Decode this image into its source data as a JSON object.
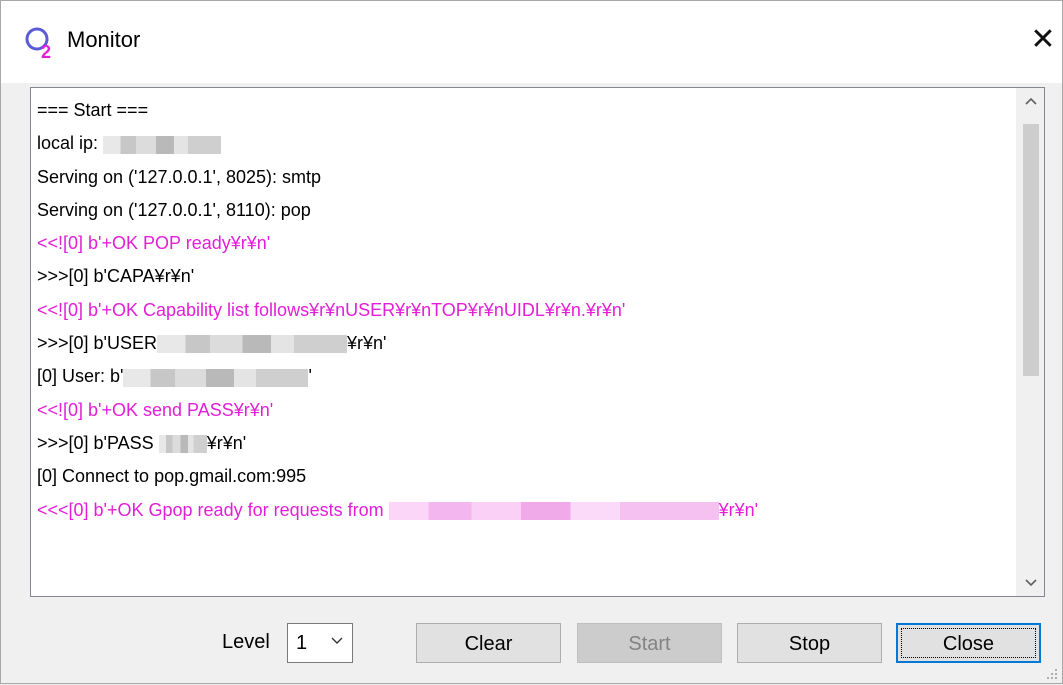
{
  "window": {
    "title": "Monitor",
    "close_glyph": "✕"
  },
  "log": {
    "lines": [
      {
        "parts": [
          "=== Start ==="
        ],
        "color": "black"
      },
      {
        "parts": [
          "local ip: ",
          "[redacted]"
        ],
        "color": "black"
      },
      {
        "parts": [
          "Serving on ('127.0.0.1', 8025): smtp"
        ],
        "color": "black"
      },
      {
        "parts": [
          "Serving on ('127.0.0.1', 8110): pop"
        ],
        "color": "black"
      },
      {
        "parts": [
          "<<![0] b'+OK POP ready¥r¥n'"
        ],
        "color": "pink"
      },
      {
        "parts": [
          ">>>[0] b'CAPA¥r¥n'"
        ],
        "color": "black"
      },
      {
        "parts": [
          "<<![0] b'+OK Capability list follows¥r¥nUSER¥r¥nTOP¥r¥nUIDL¥r¥n.¥r¥n'"
        ],
        "color": "pink"
      },
      {
        "parts": [
          ">>>[0] b'USER",
          "[redacted]",
          "¥r¥n'"
        ],
        "color": "black"
      },
      {
        "parts": [
          "[0] User: b'",
          "[redacted]",
          "'"
        ],
        "color": "black"
      },
      {
        "parts": [
          "<<![0] b'+OK send PASS¥r¥n'"
        ],
        "color": "pink"
      },
      {
        "parts": [
          ">>>[0] b'PASS ",
          "[redacted]",
          "¥r¥n'"
        ],
        "color": "black"
      },
      {
        "parts": [
          "[0] Connect to pop.gmail.com:995"
        ],
        "color": "black"
      },
      {
        "parts": [
          "<<<[0] b'+OK Gpop ready for requests from ",
          "[redacted]",
          "¥r¥n'"
        ],
        "color": "pink"
      }
    ]
  },
  "controls": {
    "level_label": "Level",
    "level_value": "1",
    "clear_label": "Clear",
    "start_label": "Start",
    "stop_label": "Stop",
    "close_label": "Close"
  },
  "colors": {
    "pink_text": "#e31ed8",
    "focus_border": "#0078d7"
  },
  "icons": {
    "app": "monitor-app-icon",
    "close": "close-icon",
    "scroll_up": "chevron-up-icon",
    "scroll_down": "chevron-down-icon",
    "dropdown": "chevron-down-icon"
  }
}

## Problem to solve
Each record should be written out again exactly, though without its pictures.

## Written solution
Decode this image into its source data as a JSON object.
{
  "window": {
    "title": "Monitor",
    "close_glyph": "✕"
  },
  "log": {
    "lines": [
      {
        "parts": [
          "=== Start ==="
        ],
        "color": "black"
      },
      {
        "parts": [
          "local ip: ",
          "[redacted]"
        ],
        "color": "black"
      },
      {
        "parts": [
          "Serving on ('127.0.0.1', 8025): smtp"
        ],
        "color": "black"
      },
      {
        "parts": [
          "Serving on ('127.0.0.1', 8110): pop"
        ],
        "color": "black"
      },
      {
        "parts": [
          "<<![0] b'+OK POP ready¥r¥n'"
        ],
        "color": "pink"
      },
      {
        "parts": [
          ">>>[0] b'CAPA¥r¥n'"
        ],
        "color": "black"
      },
      {
        "parts": [
          "<<![0] b'+OK Capability list follows¥r¥nUSER¥r¥nTOP¥r¥nUIDL¥r¥n.¥r¥n'"
        ],
        "color": "pink"
      },
      {
        "parts": [
          ">>>[0] b'USER",
          "[redacted]",
          "¥r¥n'"
        ],
        "color": "black"
      },
      {
        "parts": [
          "[0] User: b'",
          "[redacted]",
          "'"
        ],
        "color": "black"
      },
      {
        "parts": [
          "<<![0] b'+OK send PASS¥r¥n'"
        ],
        "color": "pink"
      },
      {
        "parts": [
          ">>>[0] b'PASS ",
          "[redacted]",
          "¥r¥n'"
        ],
        "color": "black"
      },
      {
        "parts": [
          "[0] Connect to pop.gmail.com:995"
        ],
        "color": "black"
      },
      {
        "parts": [
          "<<<[0] b'+OK Gpop ready for requests from ",
          "[redacted]",
          "¥r¥n'"
        ],
        "color": "pink"
      }
    ]
  },
  "controls": {
    "level_label": "Level",
    "level_value": "1",
    "clear_label": "Clear",
    "start_label": "Start",
    "stop_label": "Stop",
    "close_label": "Close"
  },
  "colors": {
    "pink_text": "#e31ed8",
    "focus_border": "#0078d7"
  },
  "icons": {
    "app": "monitor-app-icon",
    "close": "close-icon",
    "scroll_up": "chevron-up-icon",
    "scroll_down": "chevron-down-icon",
    "dropdown": "chevron-down-icon"
  }
}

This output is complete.